  • [when the one other runner that I encountered passed me] Don’t speed up. Stay steady and run at your own pace.
  • This feels good.
  • [when I break out into a big smile because it feels good to run] I wonder what the drivers in the cars think when they see me running and smiling?
  • How’s my heart rate? Better check it.

That’s all I can remember. Pretty boring and mundane. No new insights on life. No new perspectives on the landscape.

I’d like to track what I think about more. I think I’ll turn this into a challenge.

jan 26/4 MILES

28 degrees/feels like 17 degrees
minnehaha creek path/mississippi river road bike path
14 mph wind

I added in the wind this time because I really felt it. When I first started, I was running directly into it and the sun. The harsh wind and the bright light made me tear up so much that I had trouble seeing.

After the snow yesterday and the slight drop in temperature, the paths were icy. When I first started to run outside in the winter, a few years ago, I was surprised to discover that running on ice is much easier than walking on it. Even so, it was slippery today.

In Philosophical Investigations, Ludwig Wittgenstein discusses smooth ice:

We have got on to slippery ice where there is no friction and so in a certain sense the conditions are ideal, but also, just because of that, we are unable to walk. We want to walk: so we need friction. Back to the rough ground!

I don’t like running on rough ground–I have yet to try trail running–but I like the idea that we need to feel that ground beneath us.

In a different way, I see Gardner getting at this idea in one of his entries in Poverty Creek Journal (which I just happened to be writing about earlier today in my weekly assignment):
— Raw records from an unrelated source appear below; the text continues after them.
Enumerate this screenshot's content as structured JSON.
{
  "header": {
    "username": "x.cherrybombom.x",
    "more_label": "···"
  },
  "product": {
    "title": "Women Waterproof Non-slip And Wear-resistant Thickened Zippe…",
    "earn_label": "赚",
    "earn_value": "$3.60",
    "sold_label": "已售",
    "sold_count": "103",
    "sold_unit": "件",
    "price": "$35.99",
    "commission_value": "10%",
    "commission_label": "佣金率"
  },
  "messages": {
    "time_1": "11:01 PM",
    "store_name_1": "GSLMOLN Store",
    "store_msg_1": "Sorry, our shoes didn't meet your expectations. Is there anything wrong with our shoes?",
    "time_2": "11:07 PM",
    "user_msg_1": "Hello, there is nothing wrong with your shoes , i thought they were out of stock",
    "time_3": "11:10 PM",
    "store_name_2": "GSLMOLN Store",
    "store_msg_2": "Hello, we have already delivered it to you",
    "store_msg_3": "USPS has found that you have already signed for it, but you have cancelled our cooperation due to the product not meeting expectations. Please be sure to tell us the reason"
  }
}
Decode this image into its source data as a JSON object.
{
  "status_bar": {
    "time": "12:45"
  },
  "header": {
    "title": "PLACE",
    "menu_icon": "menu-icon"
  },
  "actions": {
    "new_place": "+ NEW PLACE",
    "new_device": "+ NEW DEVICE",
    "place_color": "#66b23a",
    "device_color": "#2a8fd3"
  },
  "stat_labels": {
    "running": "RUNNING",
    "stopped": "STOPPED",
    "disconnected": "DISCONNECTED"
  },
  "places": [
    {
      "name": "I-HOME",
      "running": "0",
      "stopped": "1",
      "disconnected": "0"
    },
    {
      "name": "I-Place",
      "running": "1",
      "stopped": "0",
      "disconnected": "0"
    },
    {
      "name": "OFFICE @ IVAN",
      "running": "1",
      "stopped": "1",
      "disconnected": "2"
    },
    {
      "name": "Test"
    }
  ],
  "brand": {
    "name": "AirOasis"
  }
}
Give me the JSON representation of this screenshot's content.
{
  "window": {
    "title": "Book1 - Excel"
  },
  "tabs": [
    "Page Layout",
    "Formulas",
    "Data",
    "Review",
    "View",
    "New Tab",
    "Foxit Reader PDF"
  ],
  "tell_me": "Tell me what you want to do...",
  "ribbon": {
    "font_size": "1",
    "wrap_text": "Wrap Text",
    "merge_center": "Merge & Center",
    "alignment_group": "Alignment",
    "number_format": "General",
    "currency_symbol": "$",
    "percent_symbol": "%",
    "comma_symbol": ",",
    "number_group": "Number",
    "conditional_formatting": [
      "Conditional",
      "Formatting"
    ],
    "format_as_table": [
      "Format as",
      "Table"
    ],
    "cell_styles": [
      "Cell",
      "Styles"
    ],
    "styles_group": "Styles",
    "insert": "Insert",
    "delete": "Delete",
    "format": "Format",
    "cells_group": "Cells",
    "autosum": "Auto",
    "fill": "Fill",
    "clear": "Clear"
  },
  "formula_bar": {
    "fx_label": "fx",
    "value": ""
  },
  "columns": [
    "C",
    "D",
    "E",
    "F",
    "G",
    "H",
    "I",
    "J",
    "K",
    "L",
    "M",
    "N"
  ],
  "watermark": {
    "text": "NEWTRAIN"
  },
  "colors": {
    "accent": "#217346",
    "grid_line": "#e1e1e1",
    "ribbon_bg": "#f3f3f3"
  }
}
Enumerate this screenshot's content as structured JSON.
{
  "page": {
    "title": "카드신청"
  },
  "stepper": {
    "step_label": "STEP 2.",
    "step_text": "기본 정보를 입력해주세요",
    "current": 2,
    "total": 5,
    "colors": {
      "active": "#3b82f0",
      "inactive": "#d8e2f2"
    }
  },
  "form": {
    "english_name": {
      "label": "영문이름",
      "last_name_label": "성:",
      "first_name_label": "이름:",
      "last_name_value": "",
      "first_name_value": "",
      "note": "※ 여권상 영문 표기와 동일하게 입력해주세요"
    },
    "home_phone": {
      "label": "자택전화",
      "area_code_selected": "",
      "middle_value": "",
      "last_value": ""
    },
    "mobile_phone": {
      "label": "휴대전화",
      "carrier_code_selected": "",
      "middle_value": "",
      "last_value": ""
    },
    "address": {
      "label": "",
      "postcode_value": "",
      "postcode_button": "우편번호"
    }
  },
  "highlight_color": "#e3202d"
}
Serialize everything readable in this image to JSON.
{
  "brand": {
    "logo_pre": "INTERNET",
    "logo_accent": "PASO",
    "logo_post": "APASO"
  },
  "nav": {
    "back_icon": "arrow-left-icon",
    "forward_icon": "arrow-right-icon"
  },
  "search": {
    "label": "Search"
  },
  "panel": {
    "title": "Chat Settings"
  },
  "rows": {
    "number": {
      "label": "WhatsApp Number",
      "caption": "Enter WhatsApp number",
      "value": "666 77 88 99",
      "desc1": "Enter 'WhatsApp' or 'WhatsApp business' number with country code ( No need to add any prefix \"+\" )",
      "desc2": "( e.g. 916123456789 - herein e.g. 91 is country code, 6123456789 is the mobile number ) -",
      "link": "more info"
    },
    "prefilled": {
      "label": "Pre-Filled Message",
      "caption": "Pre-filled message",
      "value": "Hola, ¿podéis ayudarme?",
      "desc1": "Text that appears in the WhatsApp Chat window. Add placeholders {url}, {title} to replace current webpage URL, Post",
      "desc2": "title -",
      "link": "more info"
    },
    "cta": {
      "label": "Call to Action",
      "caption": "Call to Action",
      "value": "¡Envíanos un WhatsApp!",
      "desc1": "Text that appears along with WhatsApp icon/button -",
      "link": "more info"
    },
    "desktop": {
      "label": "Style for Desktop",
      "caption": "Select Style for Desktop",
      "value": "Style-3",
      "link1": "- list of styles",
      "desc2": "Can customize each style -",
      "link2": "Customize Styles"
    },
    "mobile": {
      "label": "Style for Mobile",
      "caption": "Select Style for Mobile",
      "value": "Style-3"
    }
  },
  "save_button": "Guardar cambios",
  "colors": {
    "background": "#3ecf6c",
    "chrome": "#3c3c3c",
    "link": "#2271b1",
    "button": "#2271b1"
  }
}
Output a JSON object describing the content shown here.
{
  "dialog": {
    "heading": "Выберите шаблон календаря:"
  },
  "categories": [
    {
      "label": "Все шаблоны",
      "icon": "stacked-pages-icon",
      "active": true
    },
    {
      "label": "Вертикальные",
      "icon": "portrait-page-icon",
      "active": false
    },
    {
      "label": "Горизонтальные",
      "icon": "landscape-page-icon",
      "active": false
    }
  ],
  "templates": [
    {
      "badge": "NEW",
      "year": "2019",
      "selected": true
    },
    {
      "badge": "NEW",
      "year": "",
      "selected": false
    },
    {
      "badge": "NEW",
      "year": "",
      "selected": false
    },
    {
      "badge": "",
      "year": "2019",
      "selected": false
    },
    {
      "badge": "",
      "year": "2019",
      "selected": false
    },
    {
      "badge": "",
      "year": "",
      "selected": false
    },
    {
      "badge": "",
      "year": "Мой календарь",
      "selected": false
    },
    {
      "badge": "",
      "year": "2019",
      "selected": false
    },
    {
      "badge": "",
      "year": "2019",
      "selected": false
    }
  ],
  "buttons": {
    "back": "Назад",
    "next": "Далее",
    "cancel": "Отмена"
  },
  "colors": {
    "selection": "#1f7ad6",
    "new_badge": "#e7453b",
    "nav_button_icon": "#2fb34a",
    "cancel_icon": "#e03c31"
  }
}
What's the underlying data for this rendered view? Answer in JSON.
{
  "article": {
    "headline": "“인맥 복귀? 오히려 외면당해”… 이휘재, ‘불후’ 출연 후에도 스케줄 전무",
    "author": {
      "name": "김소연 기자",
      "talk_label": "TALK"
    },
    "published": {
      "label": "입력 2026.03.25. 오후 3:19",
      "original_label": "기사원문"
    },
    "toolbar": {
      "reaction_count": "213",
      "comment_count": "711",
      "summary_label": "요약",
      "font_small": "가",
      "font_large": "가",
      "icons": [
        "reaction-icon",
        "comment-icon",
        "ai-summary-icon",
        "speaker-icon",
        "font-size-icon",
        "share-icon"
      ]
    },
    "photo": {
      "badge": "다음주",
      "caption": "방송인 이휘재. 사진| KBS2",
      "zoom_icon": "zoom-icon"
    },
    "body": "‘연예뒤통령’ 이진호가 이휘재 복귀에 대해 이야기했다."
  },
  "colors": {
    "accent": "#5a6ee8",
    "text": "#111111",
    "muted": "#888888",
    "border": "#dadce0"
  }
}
1/ JANUARY 6, 2012

Finishing up the run this morning, cresting the ridge above the pond into a sudden blinding sun reflecting off the ice. As if the light were alive, preparing to speak. And then turning ordinary again as I came down the ridge and the angle changed and the light pulled back into itself. My right calf is still a little stiff from where I strained it last week doing mile repeats in the cold. Just enough to not let me out of my body. When Emily Dickinson writes about Jacob, she never mentions his limp, even though that awareness of limits is everywhere in her work. Instead, she writes about his bewilderment–cunning Jacob, refusing to let go until he had received a blessing and then suddenly realizing, as “light swung…silver fleeces” across the “Hills beyond,” that he had been wrestling all night with God. He had seen God’s face and lived. The limp is what we take away. It means there must be a way back. It almost goes without saying (3).

Even as we try to transcend our bodies while running, we are constantly reminded of our limits. We are bodies. We need that reminder to ground us and to keep us from getting too lost in the dreamlike state that running creates. Gardner discusses the dreamlike state in several other entries. 

listened to podcast: how to be amazing, ep 49